Practice and Procedure


PUBLISHED February 21, 2003

Breach of the peace was not an offence for the purposes of the Police and Criminal Evidence Act 1984.Claimant's ('W') appeal from the decision of Wall J that his arrest and detention was lawful. The issue on appeal was whether Police and Criminal Evidence Act 1984 applied to arrest and detention for breach of the peace. At 11.45am on Sunday 23 February 1997, W was arrested at home for breach of the peace arising out of an argument with a neighbour in which W had brandished a knife, and was taken to the police station. At 2.25pm the same day, the custody officer believed that W's actions warranted being placed before the magistrates for a bind over. The police were of the view that the 1984 Act did not apply, and detained W in custody overnight. W's case was heard at 12.30pm the next day, and the magistrates made no order. W commenced proceedings seeking damages for wrongful arrest and unlawful detention on the basis that there were no grounds for the arrest, and that W should have been released. The judge held as follows: (i) the preventative arrest was lawful; (ii) the police had been correct in their view that they had no power to release W until he had appeared before magistrates; and (iii) Art.5 of the European Convention on Human Rights required the term "offence" in the 1984 Act and in s.34(1) to include a breach of the peace.

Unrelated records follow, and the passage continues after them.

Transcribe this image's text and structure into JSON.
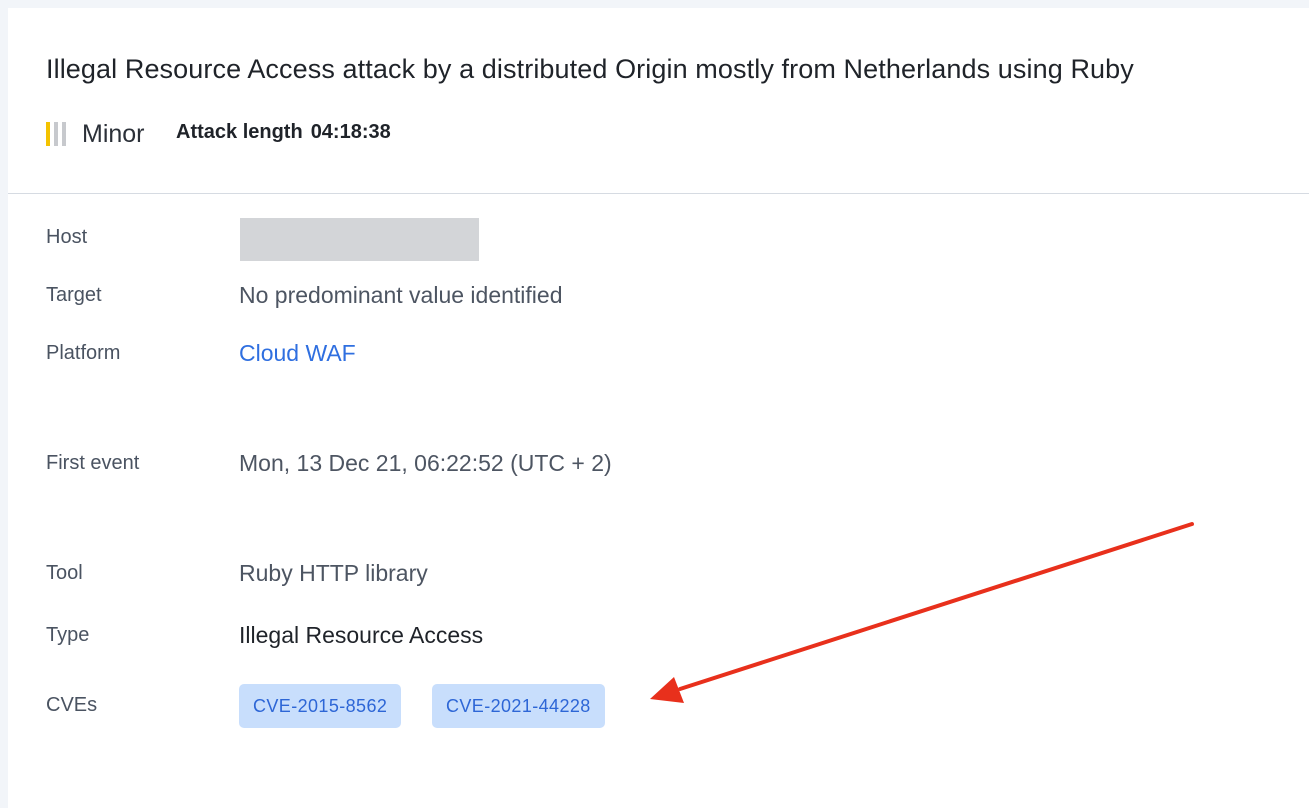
{
  "title": "Illegal Resource Access attack by a distributed Origin mostly from Netherlands using Ruby",
  "severity": {
    "label": "Minor",
    "icon": "severity-bars-icon",
    "color": "#f4c300"
  },
  "attack_length": {
    "label": "Attack length",
    "value": "04:18:38"
  },
  "details": [
    {
      "label": "Host",
      "value": ""
    },
    {
      "label": "Target",
      "value": "No predominant value identified"
    },
    {
      "label": "Platform",
      "value": "Cloud WAF"
    },
    {
      "label": "First event",
      "value": "Mon, 13 Dec 21, 06:22:52 (UTC + 2)"
    },
    {
      "label": "Tool",
      "value": "Ruby HTTP library"
    },
    {
      "label": "Type",
      "value": "Illegal Resource Access"
    },
    {
      "label": "CVEs",
      "tags": [
        "CVE-2015-8562",
        "CVE-2021-44228"
      ]
    }
  ],
  "annotation": {
    "arrow_color": "#e8301c"
  },
  "colors": {
    "link": "#2f6fe0",
    "tag_bg": "#c8defc",
    "tag_text": "#2d66d6"
  }
}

W argued that: (a) relying on R v Bolton Justices, ex parte Graeme (1986) 150 JP 190, Percy v Director of Public Prosecutions (1995) 1 WLR 1383 and Nicol & Anor v Director of Public Prosecutions (1996) 160 JP 155, the law had developed since R v County of London Quarter Sessions Appeals Committee, ex parte Metropolitan Commissioner (1948) 1 KB 670 such that a breach of the peace was now regarded as an offence; (b) the phrase "all persons in police detention" in s.39(1) of the 1984 Act included persons detained for breach of the peace; and (c) although the present case was a pre-Human Rights Act 1998 case, the court should still have regard to Steel & Ors v United Kingdom (1998) 28 EHRR 603.HELD: (1) The starting point was that it had been clearly established that breach of the peace was not a criminal offence (see ex parte Metropolitan Commissioner, (supra)). None of the authorities relied on created doubt as to the correctness of Lord Goddard LCJ in ex parte Metropolitan Commissioner (supra). A person arrested for breach of the peace would not be charged, and a bind over was not a conviction. The situation was analogous with antisocial behaviour orders under the Crime and Disorder Act 1998. It was difficult to see how the term "offence" in the 1984 Act could be given an extended meaning to include breach of the peace, and there were contrary indications in the 1984 Act itself, for example in ss.17(6) and 25(6). (2) Section 39(1) had to be read in context. There was no power in the Bail Act 1976 to grant bail except in criminal proceedings as defined, and no power existed in other circumstances, which included breach of the peace. The common law provided persons arrested and detained for breach of the peace with a considerable measure of protection against arbitrary action. It was a matter of good police practice to treat persons detained for breach of the peace as though the 1984 Act applied. (3) Steel (supra) did not require a different interpretation of the 1984 Act. (4) This court did not agree with the reasoning of the judge, but he was entitled to reach the same conclusions on the simple application of the common law. (5) The appellant was entitled to a declaration to reflect the judgment on the question of law.Appeal dismissed. Permission to appeal to the house of Lords refused.

[2003] EWCA Civ 337